**Assigned task**: In the listing that follows, count each line containing the string "icon" and report only the count.
________________
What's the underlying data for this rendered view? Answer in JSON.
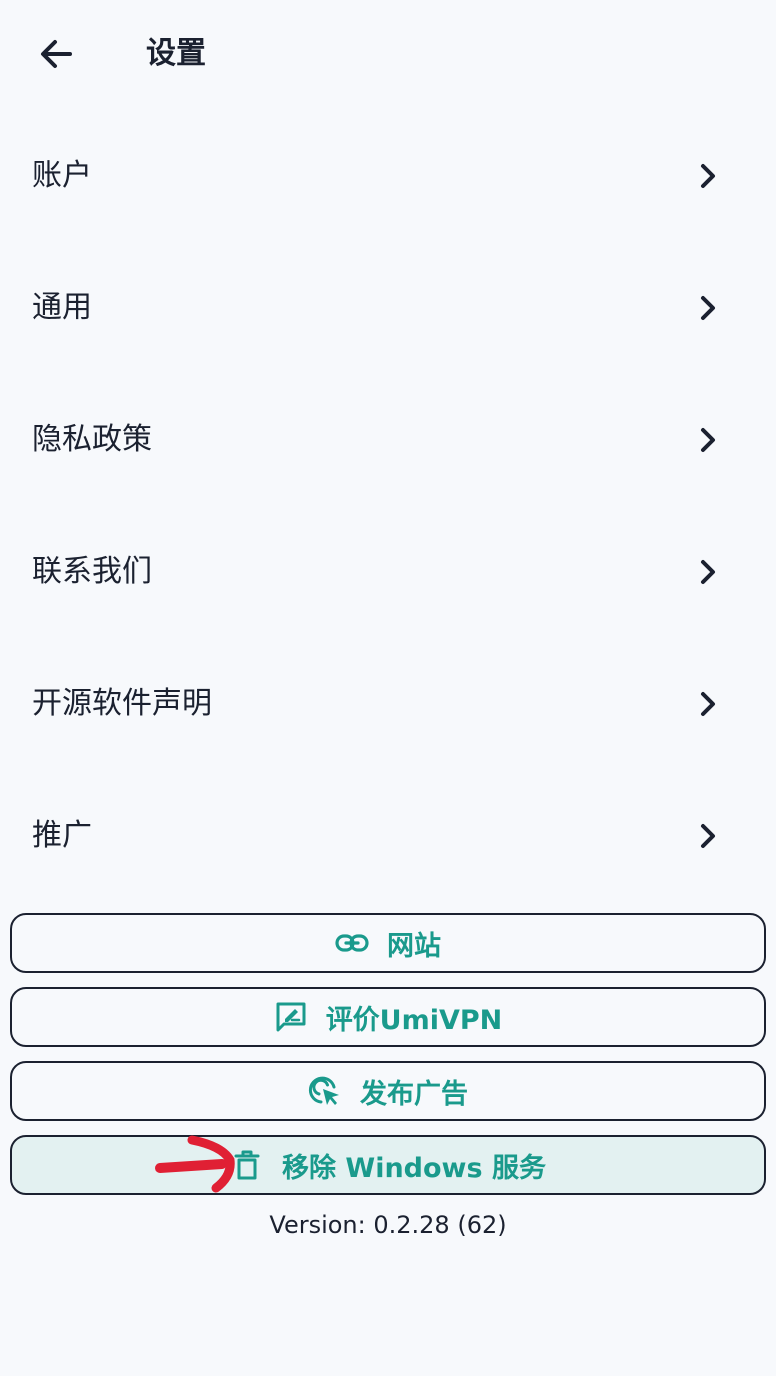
{
  "header": {
    "title": "设置",
    "back_icon": "arrow-left-icon"
  },
  "menu": {
    "items": [
      {
        "label": "账户"
      },
      {
        "label": "通用"
      },
      {
        "label": "隐私政策"
      },
      {
        "label": "联系我们"
      },
      {
        "label": "开源软件声明"
      },
      {
        "label": "推广"
      }
    ],
    "chevron_icon": "chevron-right-icon"
  },
  "actions": {
    "website": {
      "label": "网站",
      "icon": "link-icon"
    },
    "rate": {
      "label": "评价UmiVPN",
      "icon": "feedback-icon"
    },
    "ad": {
      "label": "发布广告",
      "icon": "cursor-click-icon"
    },
    "remove": {
      "label": "移除 Windows 服务",
      "icon": "trash-icon"
    }
  },
  "version": "Version: 0.2.28 (62)",
  "colors": {
    "accent": "#1a9a8c",
    "text": "#1b2130",
    "background": "#f7f9fc",
    "highlight_background": "#e3f1f1",
    "annotation": "#e02034"
  }
}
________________
**Finished task**: 6